There comes a point at which one is frustrated at the lack of actual information about a chart and carefully-devised statistics that hide one particular bit of data: How much does the gas cost per measured salable unit? If we are paying X per Y volume, apparently both X and Y must remain mysterious as we discuss why the gas bill is lower this year than the same period last.
Wait, wait, wait: Must? Who says, “must”?
Either the gas company or the consumer; it is unclear which. Because in the moment when one exclaims, “Why is the one thing we don’t get, here, the cost per unit?” of course the answer is going to be, “I don’t know, it’s probably in all the other pages.” That is, the pages not simply thrown in the recycle bin without reading, but also determinedly torn up for security purposes.
The question remains: What is the proper question? That much, to be certain, remains mysterious.
So, there is this thing people do, sometimes, and perhaps it is perfectly human behavior, except when it is so clearly statistically deviantα. Or maybe it’s just something about perception. Sometimes we exist in an environment where simple things are impossible: I am writing something; my coffee cup is empty; if you wish to take odds, no, I cannot manage to go refill my coffee cup without someone demanding that I stop what I am doing and undertake another task. And perhaps that summary sounds a bit pointed, but when you can watch someone get up and start searching the room for something to give you, they make some sort of point: Here is something that looks like it has a deadline in about four weeks; you need to stop what you are doing and do this thing right now.
And if you ask about this phenomenon, the one thing people don’t do is explain why they can’t leave you to what you’re doing; indeed, very often they come right out and—what, confess? admit? acknowledge? chide?—say the one has nothing to do with the other.
α There is, of course, a recursive dive into the question acknowledging that statistical deviance, real or perceived, is itself perfectly human; this is, to the one, a seemingly legitimate existential consideration, and, to the other, a nihilistic rabbit hole.
Ambition is obligation.
No, really, this is hardly any manner of genius, but at the same time it seems worth noting explicitly. Call it some sort of multiphasic something or other. Still, as so much happens, perhaps I ought to write it down, yet the act is laborious and stylistic precisely, at least in part, because of ambition; and the most direct address of labor and futility only amounts to greater, or, at least, other and more complex, obligation according to reframed ambition.

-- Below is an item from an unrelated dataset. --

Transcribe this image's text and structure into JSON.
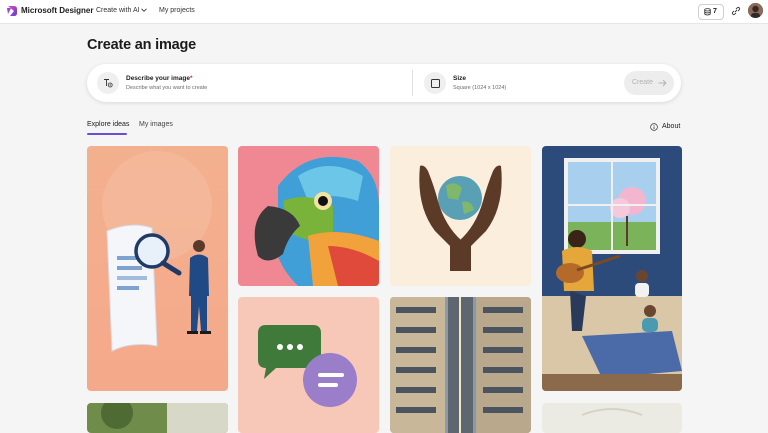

And say what we will about desire and suffering, but ambition, in function, is obligation.
Frameworks are as frameworks will; that life is more than mere utility of accident is an article of faith. Our futility is our own choice to attend the word.
Anatomical Futility is the name of my . . . ¿sixteenth? . . . yeah, something like that . . . next punk band.
A reflection on anatomical impossibility:
“I gave it the ol’ college try—well, you know, everything short of binging to blackout so someone else could cram it in for me—but, no, it ain’t happening.”